Due to the excess strain on your body, not all workouts are recommended for pregnant women. A pregnancy workout routine should include activities that are fun yet simple. That way, you can work them into your schedule, you can stick with it for the entire term of the pregnancy and you do not risk straining yourself, which can lead to health threats for you and your little one. Here are a few ideas for exercise during pregnancy:

  • Walking – low-impact and no learning curve
  • Swimming – works both arms and legs and counteracts the increased back strain from your extended belly
  • Stretching – enhances blood circulation, which boosts mineral transport and the elimination of waste from the body
  • Yoga – builds strength and flexibility and can be done at home with yoga videos

In addition to physical activity, it is also crucial for you to eat a balanced diet. A diet rich in proteins, simple carbohydrates and complex carbohydrates is ideal for surrogate mothers. With both exercise and a healthy diet, you keep yourself at a healthy pregnancy weight and you ensure the baby gets all the nutrition it needs.

Resources:

 

Postpartum depression after delivery for surrogates

According to Infertility Answers, 10-20% of all women who give birth experience postpartum depression. The causes of postpartum depression are primarily hormones followed closely by mental health issues such as having a poor support system at home or conflict in relationships. Therefore, postpartum depression can affect any mother: surrogates, those who give their children up for adoption and even women who have planned their pregnancies for a long time and raise the children.

When does postpartum depression start?

It usually starts within a few months of delivery.
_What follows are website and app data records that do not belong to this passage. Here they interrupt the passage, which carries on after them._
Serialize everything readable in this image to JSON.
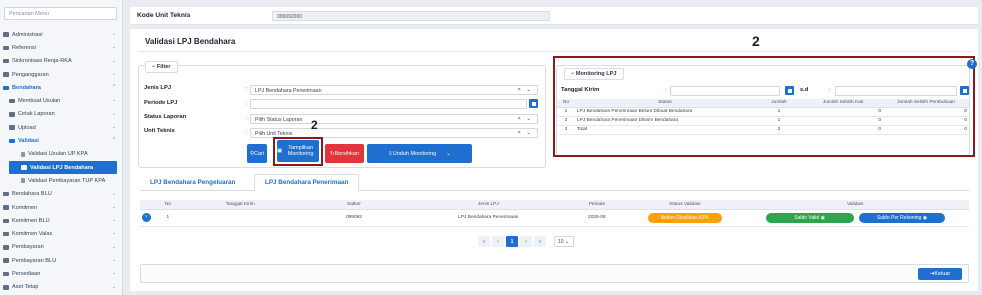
{
  "sidebar": {
    "search_placeholder": "Pencarian Menu",
    "items": [
      {
        "label": "Administrasi"
      },
      {
        "label": "Referensi"
      },
      {
        "label": "Sinkronisasi Renja-RKA"
      },
      {
        "label": "Penganggaran"
      },
      {
        "label": "Bendahara"
      },
      {
        "label": "Membuat Usulan"
      },
      {
        "label": "Cetak Laporan"
      },
      {
        "label": "Upload"
      },
      {
        "label": "Validasi"
      },
      {
        "label": "Validasi Usulan UP KPA"
      },
      {
        "label": "Validasi LPJ Bendahara"
      },
      {
        "label": "Validasi Pembayaran TUP KPA"
      },
      {
        "label": "Bendahara BLU"
      },
      {
        "label": "Komitmen"
      },
      {
        "label": "Komitmen BLU"
      },
      {
        "label": "Komitmen Valas"
      },
      {
        "label": "Pembayaran"
      },
      {
        "label": "Pembayaran BLU"
      },
      {
        "label": "Persediaan"
      },
      {
        "label": "Aset Tetap"
      }
    ]
  },
  "topbar": {
    "kode_label": "Kode Unit Teknis",
    "kode_value": "099092000"
  },
  "page": {
    "title": "Validasi LPJ Bendahara"
  },
  "filter": {
    "legend": "Filter",
    "jenis_label": "Jenis LPJ",
    "jenis_value": "LPJ Bendahara Penerimaan",
    "periode_label": "Periode LPJ",
    "periode_value": "",
    "status_label": "Status Laporan",
    "status_value": "Pilih Status Laporan",
    "unit_label": "Unit Teknis",
    "unit_value": "Pilih Unit Teknis",
    "btn_cari": "Cari",
    "btn_tampilkan": "Tampilkan Monitoring",
    "btn_bersihkan": "Bersihkan",
    "btn_unduh": "Unduh Monitoring"
  },
  "monitoring": {
    "legend": "Monitoring LPJ",
    "tanggal_label": "Tanggal Kirim",
    "sd_label": "s.d",
    "headers": [
      "No",
      "Status",
      "Jumlah",
      "Jumlah Selisih Kas",
      "Jumlah Selisih Pembukuan"
    ],
    "rows": [
      [
        "1",
        "LPJ Bendahara Penerimaan Belum Dibuat Bendahara",
        "1",
        "0",
        "0"
      ],
      [
        "2",
        "LPJ Bendahara Penerimaan Dikirim Bendahara",
        "1",
        "0",
        "0"
      ],
      [
        "3",
        "Total",
        "2",
        "0",
        "0"
      ]
    ]
  },
  "annotations": {
    "num_left": "2",
    "num_right": "2"
  },
  "tabs": [
    "LPJ Bendahara Pengeluaran",
    "LPJ Bendahara Penerimaan"
  ],
  "table": {
    "headers": [
      "No",
      "Tanggal Kirim",
      "Satker",
      "Jenis LPJ",
      "Periode",
      "Status Validasi",
      "Validasi"
    ],
    "row": {
      "no": "1",
      "tanggal": "",
      "satker": "099092",
      "jenis": "LPJ Bendahara Penerimaan",
      "periode": "2025-08",
      "status": "Belum Divalidasi KPA",
      "btn_saldo_valid": "Saldo Valid",
      "btn_saldo_rekening": "Saldo Per Rekening"
    }
  },
  "pager": {
    "current": "1",
    "page_size": "10"
  },
  "footer": {
    "btn_keluar": "Keluar"
  }
}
How long does postpartum depression last?

There is no one simple answer to this question. The length of postpartum depression depends on the severity of symptoms and the speed with which you receive treatment once you recognize the symptoms. For some women, postpartum depression only lasts for a few weeks, for others it is a few months, and sometimes it can last up to a year.

What are postpartum depression symptoms?

Common symptoms are as follows:

  • Depressed mood
  • Tearfulness
  • Inability to enjoy pleasurable activities
  • Trouble sleeping
  • Fatigue
  • Appetite problems
  • Suicidal thoughts
  • Feelings of inadequacy as a parent
  • Feelings of rejection
  • Impaired concentration

How can I prevent or reduce the symptoms of postpartum depression?

  • Set realistic expectations for yourself and your recovery
  • Try to avoid isolation
  • Surround yourself with supportive friends and family
  • Make time for yourself
  • Talk to other surrogates about their experiences; they very well might be going through the same thing.

If your depression lasts for longer than two weeks, you should talk with your OB or midwife for recommendations.

Most importantly for surrogates, the presence of postpartum depression does not mean that the match with intended parents was flawed or that handing the baby over was in any way a “mistake.” It is a medical side effect that can occur in any birth situation, and with the right care and support you can recover and get back to your life.

Resources:

 

Summary

Surrogacy is a unique, joyous calling for those who choose to undertake it. The journey comes with its own unique set of challenges that make the sacrifice all the more admirable. Bionix Health at Home hope these tips will provide relief when you need them and allow you to focus on your “why.” Whatever momentary discomforts come your way, nothing can outweigh the joy and delight that you will give your intended parents by letting warm, tiny kisses and childhood laughter fill their home.